President Barack Obama has signed a measure into law reopening the federal government and averting a potential default.
The White House says Obama signed the bill early Thursday, hours after the House gave final approval.
The White House budget office has already instructed federal workers to plan to return to work Thursday morning.
The measure restores funding for the government through Jan. 15 and extends the nation's borrowing authority through Feb. 7.
The partial government shutdown started Oct. 1. The U.S. was to reach its debt limit Thursday if no deal was reached.
As the deal neared final passage in the House Wednesday, Obama said it was now time for leaders in Washington to win back the trust of Americans that was lost during the debt-and-spending crisis.
The legislation was carried to passage in the House by strong support from Democrats and 87 yes votes from majority Republicans who had originally sought to use the measure to derail Obama's three-year-old health care law.
Rep. Kristi Noem voted no on the bill, while Sen. Johnson and Sen. Thune voted yes.
Said Noem in a statement:
“This agreement will reopen the government and stop any talk of a default, which are both good things. However, I could not support this bill because it didn’t do anything to address our continued deficit spending, which has resulted in a $17 trillion debt.”
Sen. Thune released a statement shortly after the Senate vote:
"We fought hard to protect as many Americans as possible from ObamaCare, and that fight doesn't end today, but we're now 16 days into a shutdown and risking a possible default, and Congress needs to end this impasse. This isn't a perfect proposal, it's far from it, but it will ensure that we don't blow past the default date that's been set by the Treasury, and it will force Congress to have a broad debate about Washington's dangerous levels of spending and debt, which are hamstringing the economy and mortgaging our children's futures. This debate should be an opportunity to focus on fiscal policies that will actually grow the economy and strengthen the middle class."
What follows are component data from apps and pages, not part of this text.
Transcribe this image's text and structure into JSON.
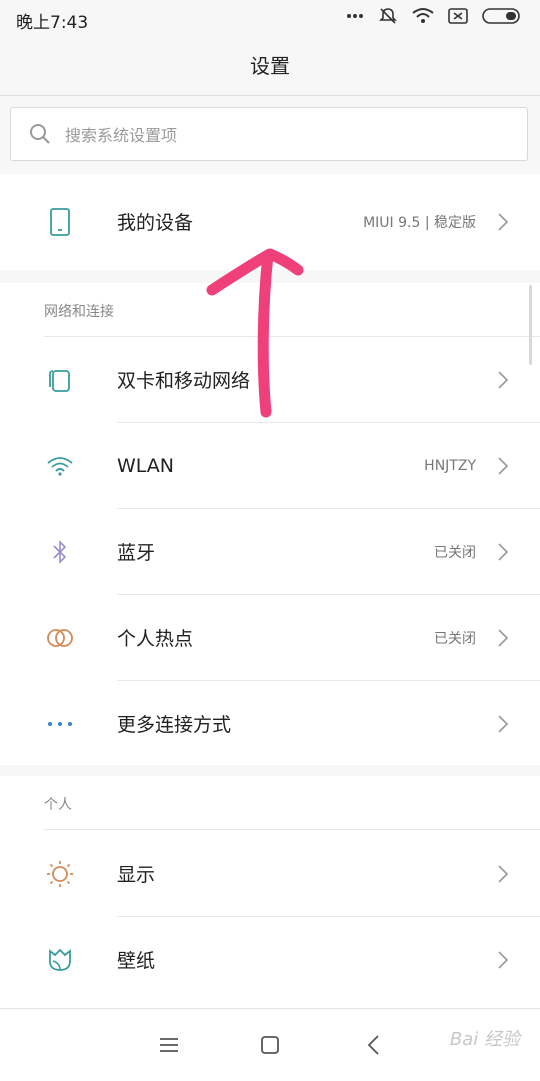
{
  "status_bar": {
    "time": "晚上7:43"
  },
  "header": {
    "title": "设置"
  },
  "search": {
    "placeholder": "搜索系统设置项"
  },
  "device": {
    "label": "我的设备",
    "value": "MIUI 9.5 | 稳定版"
  },
  "sections": [
    {
      "title": "网络和连接",
      "items": [
        {
          "label": "双卡和移动网络",
          "value": ""
        },
        {
          "label": "WLAN",
          "value": "HNJTZY"
        },
        {
          "label": "蓝牙",
          "value": "已关闭"
        },
        {
          "label": "个人热点",
          "value": "已关闭"
        },
        {
          "label": "更多连接方式",
          "value": ""
        }
      ]
    },
    {
      "title": "个人",
      "items": [
        {
          "label": "显示",
          "value": ""
        },
        {
          "label": "壁纸",
          "value": ""
        }
      ]
    }
  ],
  "watermark": "Bai 经验",
  "colors": {
    "accent": "#3a9c9c",
    "annotation_arrow": "#f0407a"
  }
}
Sen Johnson had this statement earlier Wednesday:
"I am glad the Senate leadership came together in a bipartisan fashion to find a way out of the mess we are in now, open up the government, and pay the nation’s bills. This compromise will help keep our economic recovery on track by sending a strong signal to consumers and businesses.
By holding firm in opposition to the House attempts at extortion, I hope that President Obama has permanently closed the door to the possibility of government default by either Republicans or Democrats.
A key piece of the agreement is jump starting a constructive budget process to find real solutions to address our deficit in a setting free of hostage taking."